▶ [Aim of the exercise] Look through the lines below and extract any with the word "icon".

▶ [Input material]
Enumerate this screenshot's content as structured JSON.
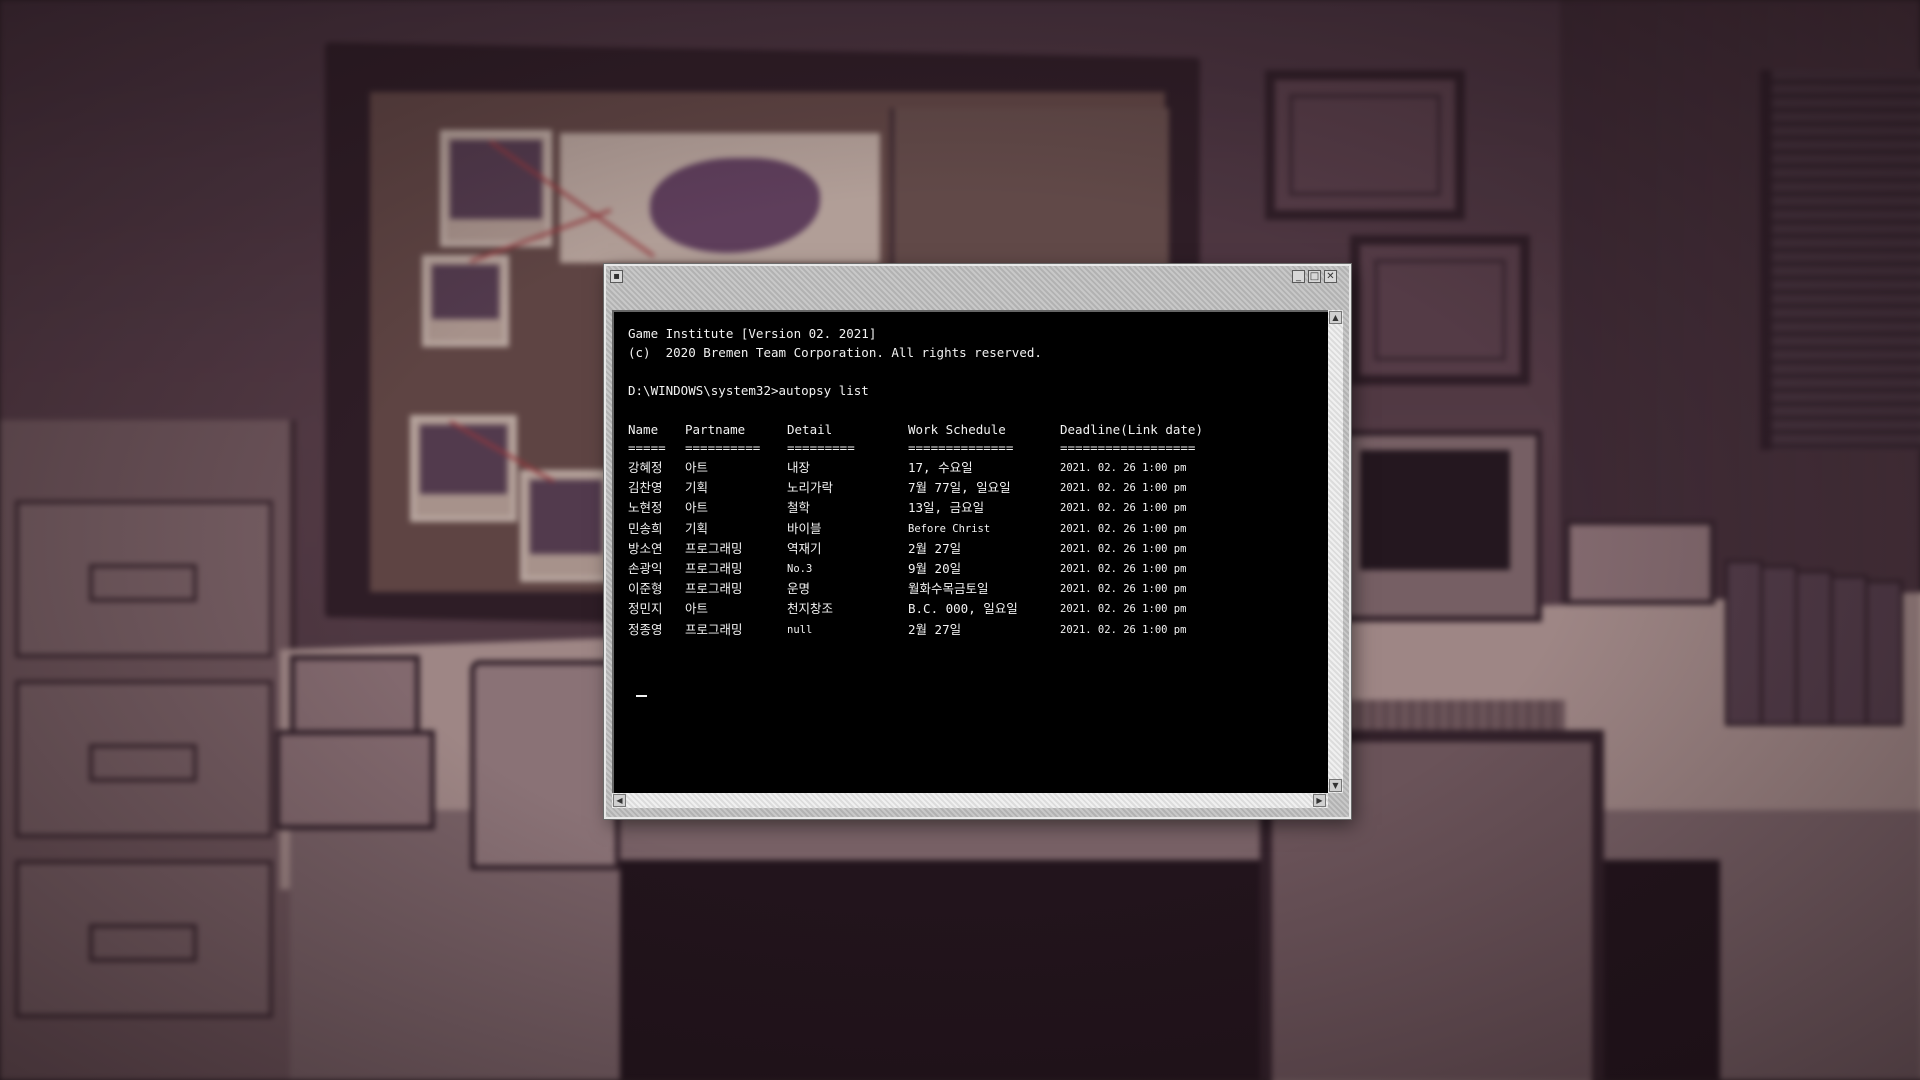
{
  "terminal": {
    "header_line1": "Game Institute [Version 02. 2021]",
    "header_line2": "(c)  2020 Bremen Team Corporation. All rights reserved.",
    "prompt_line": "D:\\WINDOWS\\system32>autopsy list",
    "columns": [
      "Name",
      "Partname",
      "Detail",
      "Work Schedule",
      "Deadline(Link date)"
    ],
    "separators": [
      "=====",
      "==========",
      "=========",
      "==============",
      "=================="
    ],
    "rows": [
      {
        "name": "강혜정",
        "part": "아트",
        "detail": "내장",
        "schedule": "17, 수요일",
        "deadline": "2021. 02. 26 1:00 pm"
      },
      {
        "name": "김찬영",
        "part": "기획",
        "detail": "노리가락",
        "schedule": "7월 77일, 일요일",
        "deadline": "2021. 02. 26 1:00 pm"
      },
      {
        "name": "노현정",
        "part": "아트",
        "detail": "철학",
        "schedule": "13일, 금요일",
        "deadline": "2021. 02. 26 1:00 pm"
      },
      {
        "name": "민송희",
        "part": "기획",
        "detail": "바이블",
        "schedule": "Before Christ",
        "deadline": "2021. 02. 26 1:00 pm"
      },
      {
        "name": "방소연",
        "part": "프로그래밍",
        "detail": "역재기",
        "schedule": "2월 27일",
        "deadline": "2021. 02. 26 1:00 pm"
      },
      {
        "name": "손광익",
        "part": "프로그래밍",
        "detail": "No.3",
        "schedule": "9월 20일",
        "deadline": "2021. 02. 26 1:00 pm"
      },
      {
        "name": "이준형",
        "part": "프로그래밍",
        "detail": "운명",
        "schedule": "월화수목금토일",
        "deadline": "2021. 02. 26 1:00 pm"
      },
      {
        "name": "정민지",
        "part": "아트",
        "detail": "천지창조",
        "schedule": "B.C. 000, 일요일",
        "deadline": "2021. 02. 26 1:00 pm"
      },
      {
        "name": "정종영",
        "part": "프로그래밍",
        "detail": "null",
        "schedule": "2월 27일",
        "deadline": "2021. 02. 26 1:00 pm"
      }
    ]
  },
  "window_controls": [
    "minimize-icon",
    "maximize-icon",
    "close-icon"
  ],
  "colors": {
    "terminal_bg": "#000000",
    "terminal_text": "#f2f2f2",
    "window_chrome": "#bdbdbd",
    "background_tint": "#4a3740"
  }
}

▶ [Output for this task]
    "minimize-icon",
    "maximize-icon",
    "close-icon"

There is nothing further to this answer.